Pablo Lopez and the Minnesota Twins dominated the Astros in Game 2 of the ALDS, drawing even in the series. Framber Valdez was rocky and the Astros lineup by and large was overwhelmed.
To say they lost because of one play or player in particular would be foolish. That said, one specific decision did have massive ramifications on the outcome.
Pablo Lopez befuddled Astros hitters through the first four innings. Jeremy Peña stepped into the box to lead off the bottom of the fifth and laced a double off the left field wall, narrowly missing his first home run since July 5.
Peña also led off the third with a single, but was wiped out on a double play after Dusty Baker decided not to have Maldy bunt Peña over, and then didn't send him in a 3-2 count.
The Astros couldn't afford to squander another scoring chance. They were already trailing 5-0, and after combusting on the mound, Framber Valdez was out of the game.
Dusty Baker's blunder cost the Astros dearly in the ALDS
With a runner on second and the top of the order coming up in short order, the Astros nine-hitter was due up. Just one day prior the Astros had seen the Twins turn a 5-0 deficit into a one-run game in the blink of an eye.
Dusty Baker had a decision to make: does he send Maldy to the plate or does he pinch hit Yainer Diaz to try and get the Astros back into this one?
If Diaz strikes an extra-base hit, the Astros top of the order comes up threatening and Rocco Baldelli likely has to get some action going in the bullpen. It feels like a no-brainer. Sadly, it doesn't appear Baker even gave the decision a thought.
The Maldonado vs. Diaz debate is useless at this point. No matter what is said, done, or pointed out, right, wrong, or otherwise, Maldy is going to catch the majority of the starting staff.
That said, there is simply zero reason for Maldy to step into the box in the fifth.
The starter who demands he catch was out of the game. The deficit was already five, so what does it matter if the pitching staff is comfortable if you don't score any runs to erase the lead. And Yainer Diaz hit .332 with a .931 OPS against righties in 2023. Maldy hit an unfathomably bad .175 with a .538 OPS against righties.
If Houston had any aspirations of getting back into that game, they couldn't squander that chance. You have to at least break the seal.

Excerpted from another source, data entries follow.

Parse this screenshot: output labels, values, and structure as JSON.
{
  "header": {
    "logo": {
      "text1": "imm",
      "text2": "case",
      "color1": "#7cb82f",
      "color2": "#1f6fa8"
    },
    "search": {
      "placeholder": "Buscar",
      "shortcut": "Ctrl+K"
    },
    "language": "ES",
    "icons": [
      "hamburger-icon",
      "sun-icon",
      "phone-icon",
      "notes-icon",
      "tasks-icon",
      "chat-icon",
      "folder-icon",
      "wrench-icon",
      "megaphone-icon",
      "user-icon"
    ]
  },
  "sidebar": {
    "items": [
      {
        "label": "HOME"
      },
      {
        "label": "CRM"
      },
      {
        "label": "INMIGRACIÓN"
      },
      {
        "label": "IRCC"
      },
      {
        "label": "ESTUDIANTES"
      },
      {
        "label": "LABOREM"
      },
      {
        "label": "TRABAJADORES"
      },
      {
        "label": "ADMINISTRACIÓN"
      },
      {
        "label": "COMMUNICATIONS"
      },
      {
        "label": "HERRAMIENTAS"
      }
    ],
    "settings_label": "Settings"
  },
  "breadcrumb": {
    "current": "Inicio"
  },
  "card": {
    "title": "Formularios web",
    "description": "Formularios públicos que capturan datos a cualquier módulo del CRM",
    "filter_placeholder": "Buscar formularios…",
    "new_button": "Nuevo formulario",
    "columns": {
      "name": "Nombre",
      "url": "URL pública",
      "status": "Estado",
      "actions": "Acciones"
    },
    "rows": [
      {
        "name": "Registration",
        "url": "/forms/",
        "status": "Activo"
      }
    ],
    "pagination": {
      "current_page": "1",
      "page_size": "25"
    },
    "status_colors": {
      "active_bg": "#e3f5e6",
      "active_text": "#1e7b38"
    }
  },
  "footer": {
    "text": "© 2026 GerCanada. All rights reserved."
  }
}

But because Dusty "doesn't panic," or maybe because he has always resented young talent, Diaz continued getting splinters in his backside while Pablo Lopez made light work of the Astros catcher.

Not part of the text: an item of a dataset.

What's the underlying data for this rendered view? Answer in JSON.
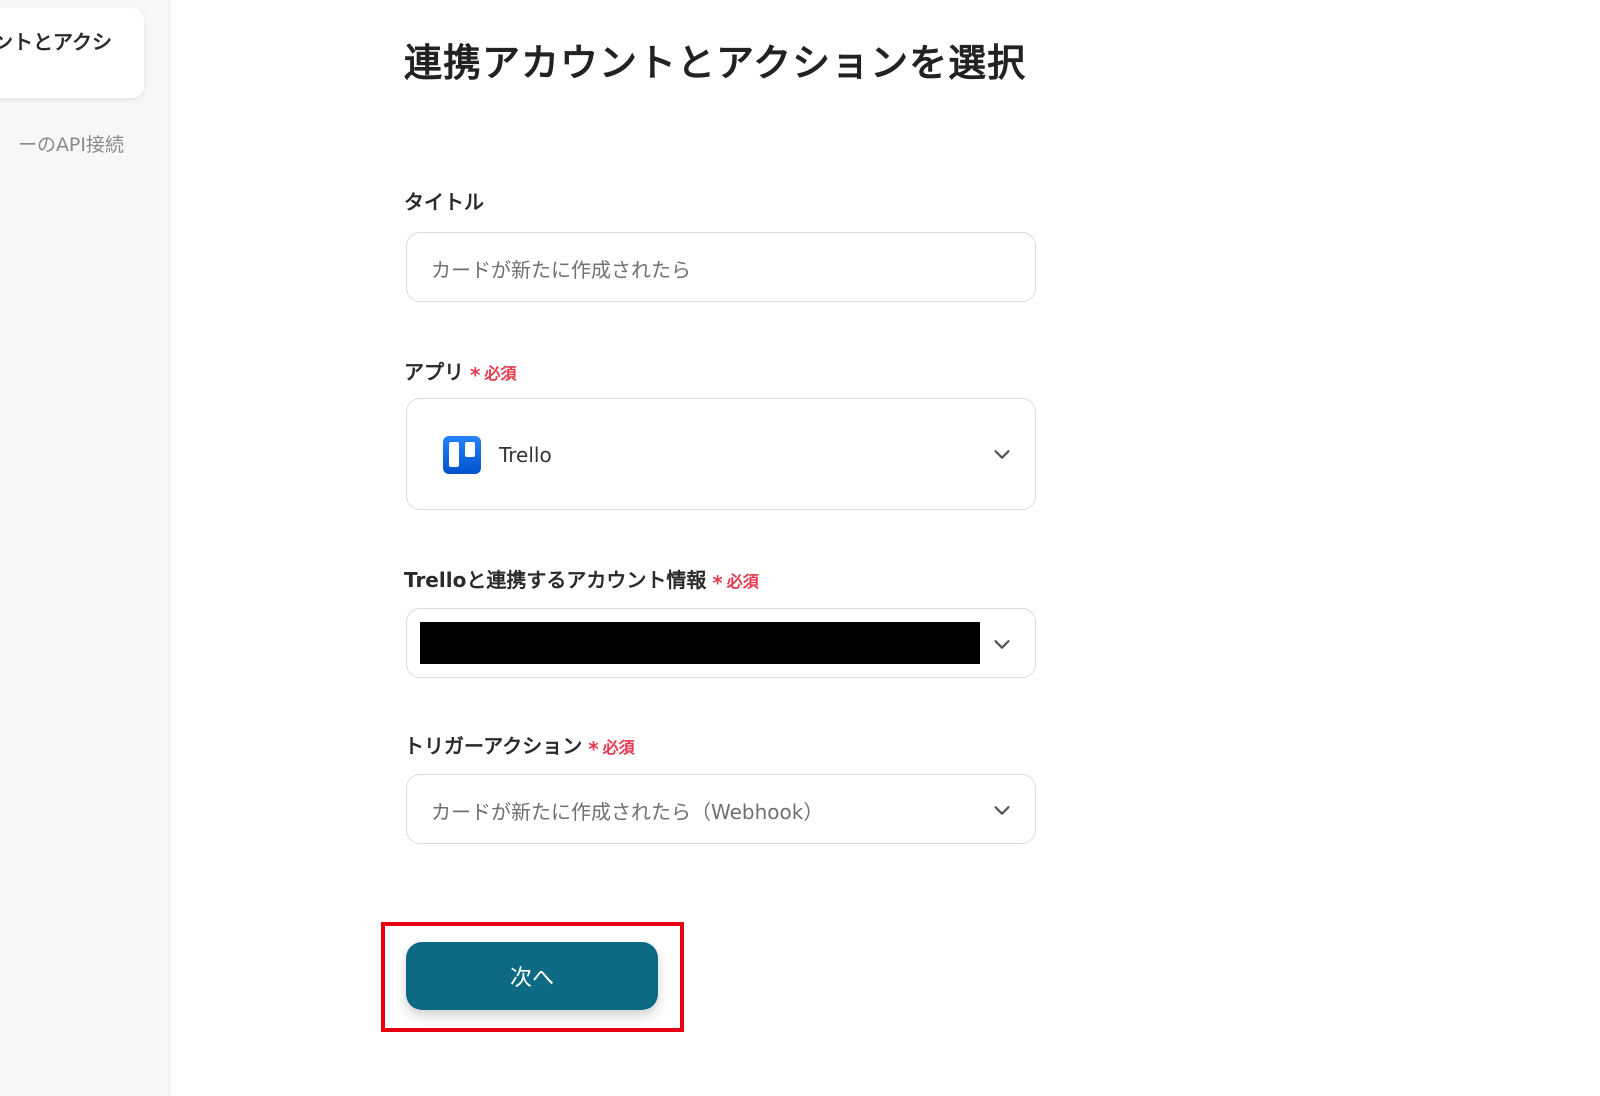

Jose Altuve and Alex Bregman were then retired in short order.
Does sending Yainer to the plate guarantee a hit? No. Should Altuve and Bregman have been able to at least get Peña home? Yes. Do either of those truths change how indefensible the choice was? Not hardly.
If Diaz can get to Lopez, there's a chance for the big inning that so often wins playoff baseball games. Instead, the Astros manager managed like it was a meaningless Spring Training game. It's hard to expect him to do otherwise when he managed all season with less than zero urgency.

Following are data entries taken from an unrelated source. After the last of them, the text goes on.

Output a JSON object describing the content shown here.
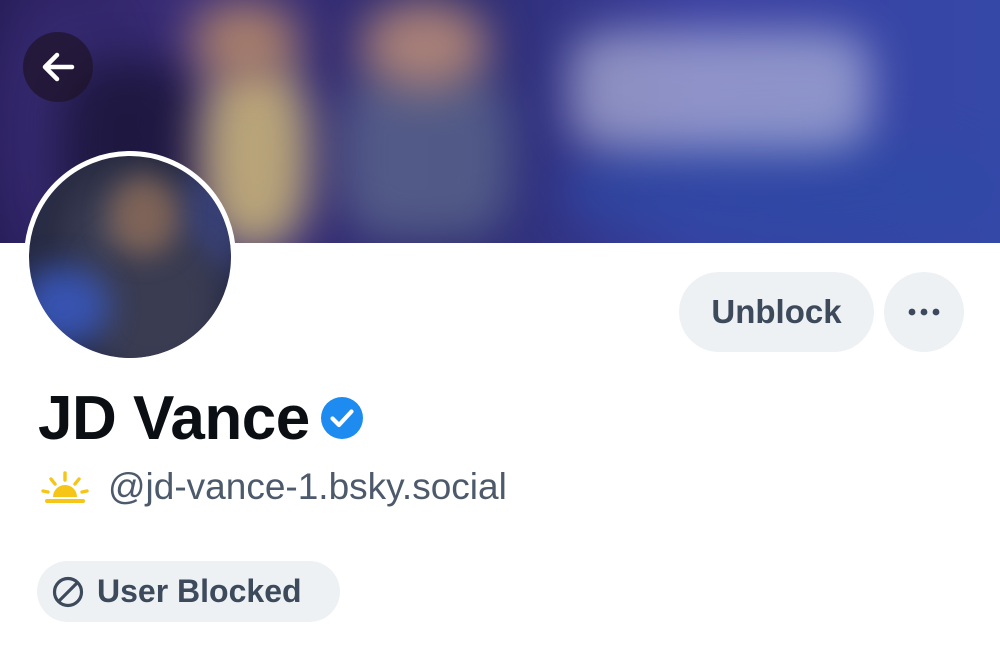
{
  "profile": {
    "display_name": "JD Vance",
    "handle": "@jd-vance-1.bsky.social",
    "verified": true
  },
  "actions": {
    "unblock_label": "Unblock",
    "more_icon": "ellipsis-icon"
  },
  "status": {
    "blocked_label": "User Blocked",
    "blocked_icon": "block-icon"
  },
  "navigation": {
    "back_icon": "arrow-left-icon"
  },
  "colors": {
    "verified_badge": "#1d8bf0",
    "sun_emoji": "#f5c518",
    "button_bg": "#eef1f4",
    "button_text": "#3c4a5c",
    "handle_text": "#4d5a6c"
  }
}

Meanwhile, Rocco Baldelli pinch hit for Kyle Farmer in the top of the 7th. Farmer had already struck the two-run bomb off of Valdez that broke the game open, and the Twins had a five-run lead. Still, Baldelli managed with urgency and knows Kyle Farmer struggles against righties.
He sent Edouard Julien to the dish, and Julien struck a single off of Rafael Montero that extended the Twins lead to six. Baldelli held a five-run lead, looked at the opposing lineup, and hunted more runs.
The Twins and their manager were rewarded for their urgency and desire to win a baseball game. It would be nice if Houston's even pretended to share that same desire.